Circles are a prominent metaphor in the novel - most notably, Logan Circle itself, where General Logan proudly sits atop his horse. There's also the cyclical nature of gentrification . Stephanos boasts to two tourist that wander into his store that it used to be one of the most desirable neighborhoods in the District, full of senators, congressmen, relatives of presidents; you had to have connections, money, and power to live there. Since Stephanos has lived in Logan's Circle, it had always been run-down, but declined even further as the years passed by. Soon enough, a white woman moves into and restores the deteriorating Victorian mansion next door and developers begin evicting the long-time residents. Finally, there's the circadian rhythm of Stephanos's life, where most days resemble the day before - opening the store, watching the typical flow of customers, sitting with his two friends after closing each night.

The story is sad. Not so much in the horrifically tragic way, though the flashbacks to Ethiopia are heartbreaking. It's more that there is a quiet melancholy exuding from each of the characters. The novel is character-driven, not plot-driven, and each one's despondent state provides insight into the impacts of gentrification and about what it is like to be an immigrant. Children of the Revolution Seventeen years ago Sepha Stephanos fled Ethiopia during the revolution which called Sepha's father. Now Sepha owns and works in a convenience store in a poor African-American neighborhood in Washington, D.C. In seventeen years (seventeen!) Sepha has made friends with a couple other immigrants from his home country, but that is the extent of his relationships in the entire time. As the neighborhood falls apart around him, and his store continues to fail (it doesn't help that he's rather lackadaisical about working anyhow...), racial incidents begin to occur. In the midst of the turmoil Sepha meets a white woman, Judith, and her biracial daughter, Naomi, as they move in. There is a feeling of hope and peace with their arrival since, you know, it takes a white person to fix the bad neighborhoods. (Yeah, that is called sarcasm.)

I really wanted to like this book more. Maybe it would have made more sense told from a different perspective. The story itself was written well and from a first person perspective, which makes me argue if Sepha was such a good narrator, perhaps he should have been doing something else with his time other than working in a failing convenience store. Just an idea. His lack of concern for anything in his life, his laziness, drove me nuts and makes me question why he left Ethiopia in the first place - obsensibly it was to make a better life for himself, and sure, I suppose not having a gun to your head regularly makes a better life, but maybe I'm missing something here.

Again, Mengestu wrote beautifully but the story itself was hard to swallow.

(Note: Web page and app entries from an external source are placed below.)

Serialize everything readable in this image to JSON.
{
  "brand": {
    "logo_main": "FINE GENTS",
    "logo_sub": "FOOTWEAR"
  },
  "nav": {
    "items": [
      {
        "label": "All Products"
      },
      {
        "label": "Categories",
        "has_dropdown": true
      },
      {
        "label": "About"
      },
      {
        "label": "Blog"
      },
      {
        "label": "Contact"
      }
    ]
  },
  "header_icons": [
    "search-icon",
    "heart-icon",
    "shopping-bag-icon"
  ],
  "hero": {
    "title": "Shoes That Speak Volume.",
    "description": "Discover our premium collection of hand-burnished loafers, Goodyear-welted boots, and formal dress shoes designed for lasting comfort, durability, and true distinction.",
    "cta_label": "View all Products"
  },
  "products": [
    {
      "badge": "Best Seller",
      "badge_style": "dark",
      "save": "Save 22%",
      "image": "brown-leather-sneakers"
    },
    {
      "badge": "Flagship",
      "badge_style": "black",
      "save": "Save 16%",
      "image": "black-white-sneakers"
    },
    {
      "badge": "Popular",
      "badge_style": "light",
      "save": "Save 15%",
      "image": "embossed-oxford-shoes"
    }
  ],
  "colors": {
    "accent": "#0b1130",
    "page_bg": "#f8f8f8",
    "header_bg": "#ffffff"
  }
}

Not bad for a first novel. Sure beats my own first novel. (Yeah, that's right, I don't have one.) Children of the Revolution This is an excellent book. On its surface it's about the immigrant experience, but it delves deeper and achieves a universality which is much more profound. Anyone who has ever experienced the dislocation of not belonging to a time or place can relate to this story. Despite socio-economic differences, these characters share a struggle to be part of something greater than themselves. This individual striving to belong assumes socio-political implications as the plot enfolds. Social unrest in a gentrifying neighborhood in Washington, DC mirrors the horrors of revolutionary Africa. And for those who are straddling between those worlds, nothing can erase their sense of alienation. That their stories play out in the US capital, makes this an especially gripping tale of life in America in its waning days of dominance in the world.

Children of the Revolution